“This is where it is really important to have conversations because bystanders play a critical role in bullying,” says Dr. Pepler. “Talk to them about it and why young people stand by and watch, why they don’t intervene and explore the cost of intervening because sometimes it’s not safe. Explore constructive ways of intervening that keep them safe and don’t exacerbate the likelihood that they’re going to be bullied. Help them to develop strategies to avoid reinforcing the bullying and find ways to intervene safely or report the bullying to school staff.”

FOR EDUCATORS

“It is really not necessary and not constructive to try to figure out who did what to whom, when, why, how, etc. It is important for the teacher to look forward to think of a safety plan for the child who is victimized, to perhaps engage in discussions around safety. 

There are strategies to work with the groups of children who bully. Our research showed that bullying always involves a group, it is never one child.
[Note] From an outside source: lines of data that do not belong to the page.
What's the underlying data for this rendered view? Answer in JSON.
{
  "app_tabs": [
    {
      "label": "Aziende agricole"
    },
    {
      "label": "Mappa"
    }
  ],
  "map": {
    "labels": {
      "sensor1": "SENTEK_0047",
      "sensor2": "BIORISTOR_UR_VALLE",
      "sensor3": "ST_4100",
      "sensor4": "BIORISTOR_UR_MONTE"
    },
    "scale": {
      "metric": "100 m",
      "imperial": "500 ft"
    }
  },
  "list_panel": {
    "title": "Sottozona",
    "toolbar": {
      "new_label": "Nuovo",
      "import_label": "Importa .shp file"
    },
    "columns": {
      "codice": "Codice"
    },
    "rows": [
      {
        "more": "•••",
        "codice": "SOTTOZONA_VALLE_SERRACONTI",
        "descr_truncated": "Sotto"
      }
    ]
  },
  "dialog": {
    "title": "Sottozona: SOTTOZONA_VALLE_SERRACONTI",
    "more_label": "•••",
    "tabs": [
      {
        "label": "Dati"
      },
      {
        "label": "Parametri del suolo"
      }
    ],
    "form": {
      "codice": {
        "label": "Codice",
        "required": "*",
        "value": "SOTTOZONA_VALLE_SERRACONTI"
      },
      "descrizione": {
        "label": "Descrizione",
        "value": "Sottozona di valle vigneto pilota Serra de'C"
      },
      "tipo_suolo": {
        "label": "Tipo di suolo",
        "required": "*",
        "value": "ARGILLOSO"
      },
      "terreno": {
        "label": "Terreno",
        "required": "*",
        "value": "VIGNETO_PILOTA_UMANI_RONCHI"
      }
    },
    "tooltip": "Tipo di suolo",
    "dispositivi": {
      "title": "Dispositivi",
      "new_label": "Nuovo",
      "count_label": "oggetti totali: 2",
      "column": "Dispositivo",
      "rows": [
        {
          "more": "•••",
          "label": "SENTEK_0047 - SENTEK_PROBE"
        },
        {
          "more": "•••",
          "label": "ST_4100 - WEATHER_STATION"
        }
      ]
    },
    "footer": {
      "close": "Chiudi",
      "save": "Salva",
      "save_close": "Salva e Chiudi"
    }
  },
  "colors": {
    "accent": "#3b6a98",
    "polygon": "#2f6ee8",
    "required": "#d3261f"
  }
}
It is a group of students who are either actively bullying or there may be one or two who are bullying and the others are watching and supporting it by their attention and reinforcement.

Often when a child comes forward and is victimized, there may be a tendency not to believe that child. I think it’s really important to believe the child who’s been victimized or the child who’s coming forward and says ‘I’m really worried, so-and-so is being bullied’ and to explore that, to protect the children who come forward and report, but to address it again as a learning opportunity --- that’s the biggest thing. Learning how to get along with others is perhaps the most complex thing that we need to do as developing human beings.”

APPROPRIATE MANAGEMENT 

On the subject of how best to manage ‘power over’ behaviour, Dr. Pepler admits to undergoing an evolution in her own thinking.

“I’ve come to realize that this is not a discipline problem, it’s a developmental programme,” she says. “It does nothing to sit a child on a bench for two hours or four hours to teach them how to get along with others in a positive way. These are developmental issues and if a child is having a problem, we need to see why that’s an issue and what we can do to support that child and his or her family to learn how to use power positively rather than negatively.”

ParenTalks will be held on Thursday, November 21, 2019 at St. Michael’s College School.  It is open to current SMCS parents. Registration required: smcsevents.com